The Kenya Shilling depreciated by 0.4% against the US dollar to close the week at Ksh.144.2 from Ksh.143.6 recorded the previous week.
On a year-to-date basis, the shilling has depreciated by 16.8 percent against the dollar, adding to the 9.0 percent depreciation recorded in 2022.
More pressure on the shilling is expected due to an ever-present current account deficit, which came at 2.3% of GDP in Q1’2023 from 4.2% recorded in a similar period last year.
The shilling is also expected to suffer more due to the need for government debt servicing which continues to put pressure on forex reserves given that 66.8 percent of Kenya’s external debt that is US Dollar denominated as of April 2023 will pile more pressure on the Kenyan shilling.
The shilling is however expected to be supported by diaspora remittances standing at a cumulative USD 2,411.9 million in 2023 as of July 2023, 2.0% higher than the USD 2,364.0 million recorded over the same period in 2022, and the tourism inflow receipts which came in at Kshs 268.1 billion in 2022, a significant 82.9% increase from Ksh.146.5 billion inflow receipts recorded in 2021.

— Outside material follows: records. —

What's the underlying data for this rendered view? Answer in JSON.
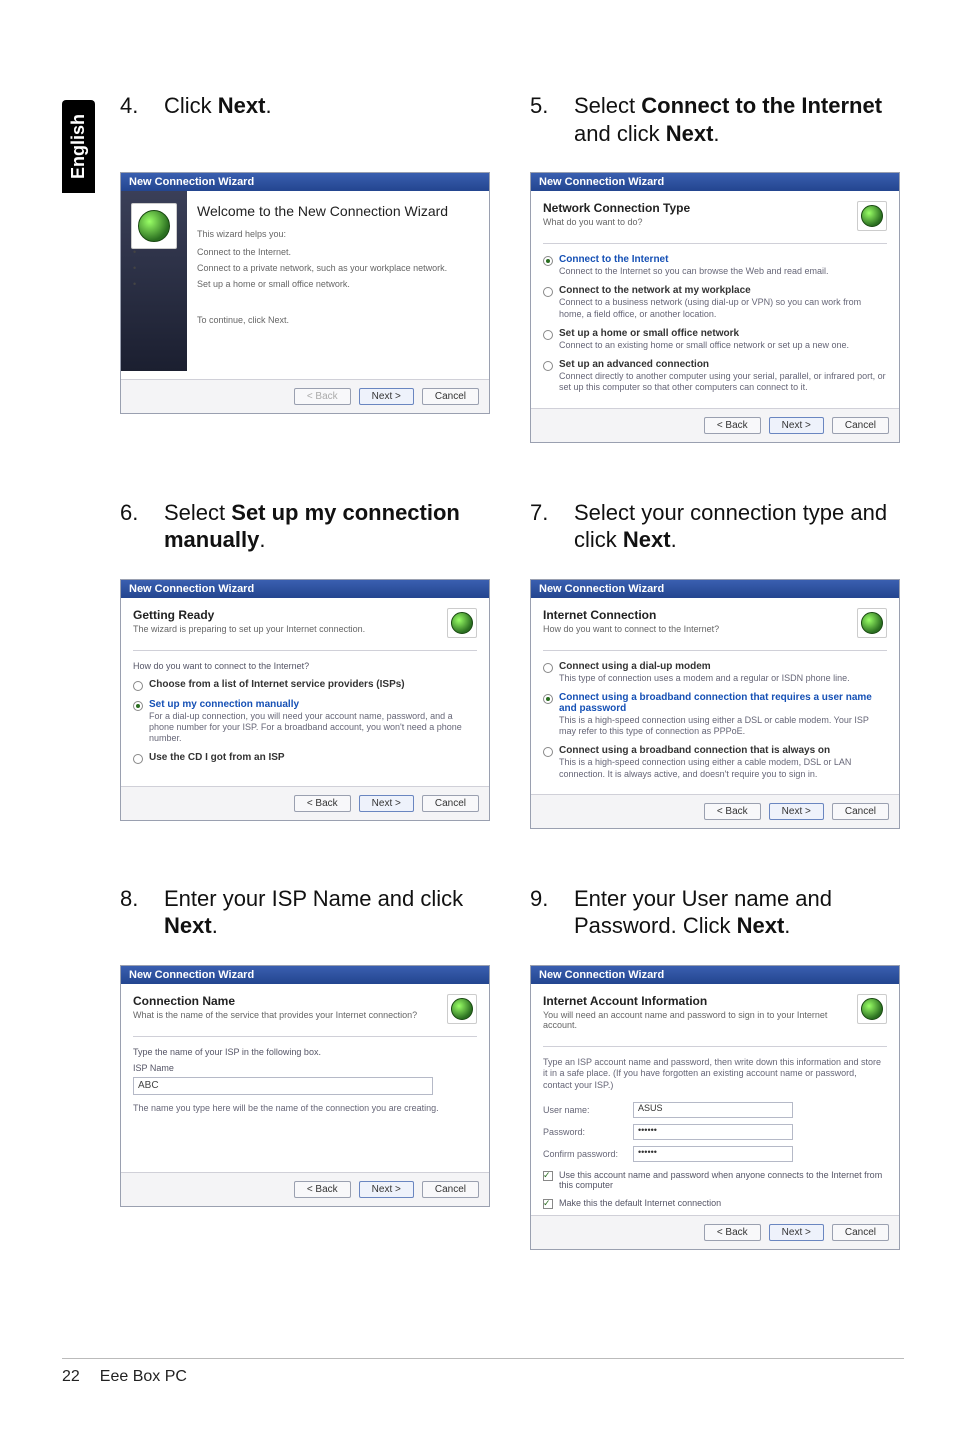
{
  "sideTab": "English",
  "steps": {
    "s4": {
      "num": "4.",
      "text_pre": "Click ",
      "bold": "Next",
      "text_post": "."
    },
    "s5": {
      "num": "5.",
      "text_pre": "Select ",
      "bold": "Connect to the Internet",
      "text_post": " and click ",
      "bold2": "Next",
      "tail": "."
    },
    "s6": {
      "num": "6.",
      "text_pre": "Select ",
      "bold": "Set up my connection manually",
      "text_post": "."
    },
    "s7": {
      "num": "7.",
      "text_pre": "Select your connection type and click ",
      "bold": "Next",
      "text_post": "."
    },
    "s8": {
      "num": "8.",
      "text_pre": "Enter your ISP Name and click ",
      "bold": "Next",
      "text_post": "."
    },
    "s9": {
      "num": "9.",
      "text_pre": "Enter your User name and Password. Click ",
      "bold": "Next",
      "text_post": "."
    }
  },
  "wizardTitle": "New Connection Wizard",
  "buttons": {
    "back": "< Back",
    "next": "Next >",
    "cancel": "Cancel"
  },
  "w4": {
    "heading": "Welcome to the New Connection Wizard",
    "lead": "This wizard helps you:",
    "bullets": [
      "Connect to the Internet.",
      "Connect to a private network, such as your workplace network.",
      "Set up a home or small office network."
    ],
    "continue": "To continue, click Next."
  },
  "w5": {
    "h": "Network Connection Type",
    "sub": "What do you want to do?",
    "opts": [
      {
        "label": "Connect to the Internet",
        "desc": "Connect to the Internet so you can browse the Web and read email.",
        "selected": true
      },
      {
        "label": "Connect to the network at my workplace",
        "desc": "Connect to a business network (using dial-up or VPN) so you can work from home, a field office, or another location."
      },
      {
        "label": "Set up a home or small office network",
        "desc": "Connect to an existing home or small office network or set up a new one."
      },
      {
        "label": "Set up an advanced connection",
        "desc": "Connect directly to another computer using your serial, parallel, or infrared port, or set up this computer so that other computers can connect to it."
      }
    ]
  },
  "w6": {
    "h": "Getting Ready",
    "sub": "The wizard is preparing to set up your Internet connection.",
    "question": "How do you want to connect to the Internet?",
    "opts": [
      {
        "label": "Choose from a list of Internet service providers (ISPs)"
      },
      {
        "label": "Set up my connection manually",
        "desc": "For a dial-up connection, you will need your account name, password, and a phone number for your ISP. For a broadband account, you won't need a phone number.",
        "selected": true
      },
      {
        "label": "Use the CD I got from an ISP"
      }
    ]
  },
  "w7": {
    "h": "Internet Connection",
    "sub": "How do you want to connect to the Internet?",
    "opts": [
      {
        "label": "Connect using a dial-up modem",
        "desc": "This type of connection uses a modem and a regular or ISDN phone line."
      },
      {
        "label": "Connect using a broadband connection that requires a user name and password",
        "desc": "This is a high-speed connection using either a DSL or cable modem. Your ISP may refer to this type of connection as PPPoE.",
        "selected": true
      },
      {
        "label": "Connect using a broadband connection that is always on",
        "desc": "This is a high-speed connection using either a cable modem, DSL or LAN connection. It is always active, and doesn't require you to sign in."
      }
    ]
  },
  "w8": {
    "h": "Connection Name",
    "sub": "What is the name of the service that provides your Internet connection?",
    "prompt": "Type the name of your ISP in the following box.",
    "fieldLabel": "ISP Name",
    "value": "ABC",
    "note": "The name you type here will be the name of the connection you are creating."
  },
  "w9": {
    "h": "Internet Account Information",
    "sub": "You will need an account name and password to sign in to your Internet account.",
    "lead": "Type an ISP account name and password, then write down this information and store it in a safe place. (If you have forgotten an existing account name or password, contact your ISP.)",
    "fields": {
      "userLabel": "User name:",
      "userValue": "ASUS",
      "passLabel": "Password:",
      "passValue": "••••••",
      "confirmLabel": "Confirm password:",
      "confirmValue": "••••••"
    },
    "checks": [
      "Use this account name and password when anyone connects to the Internet from this computer",
      "Make this the default Internet connection"
    ]
  },
  "footer": {
    "page": "22",
    "title": "Eee Box PC"
  }
}
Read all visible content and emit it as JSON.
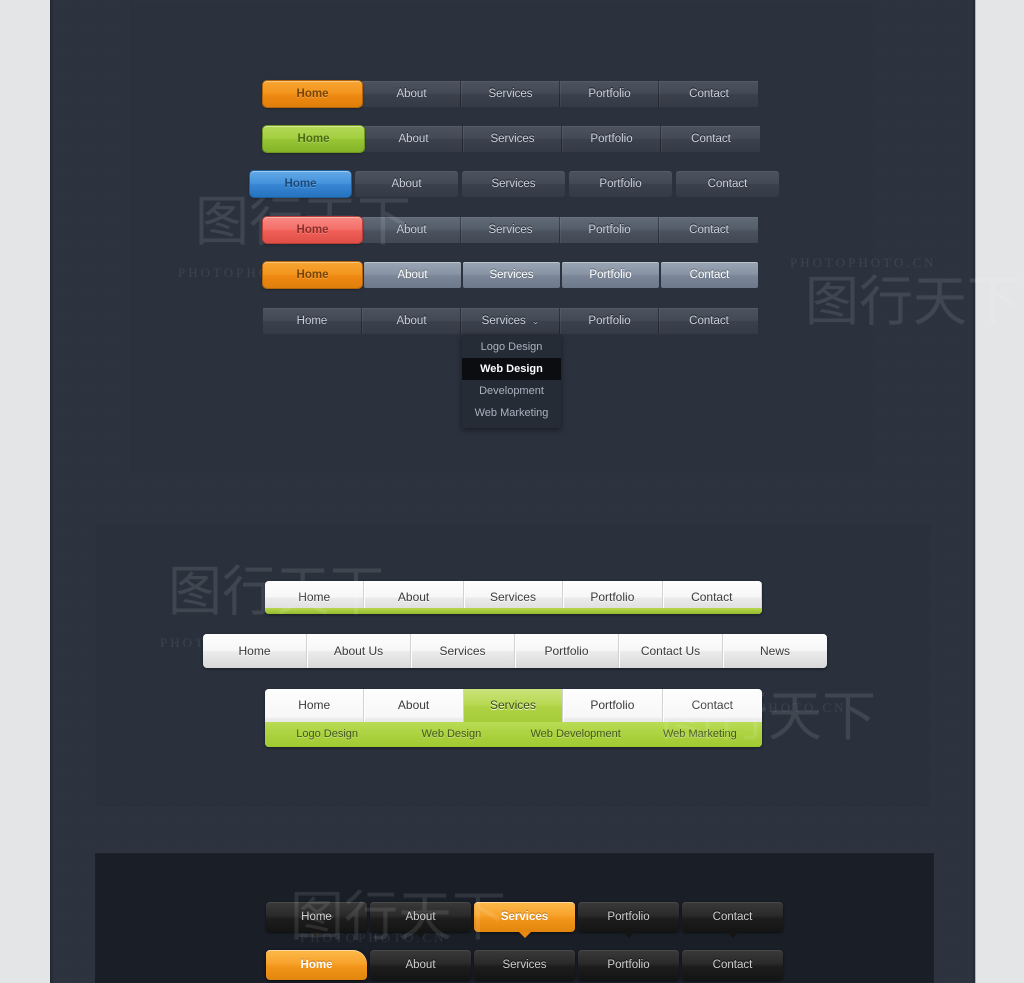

Adequate forex reserves currently at USD 7.3 billion (equivalent to 4.0-months of import cover), which is within the statutory requirement of maintaining at least 4.0-months of import cover will also support the Shilling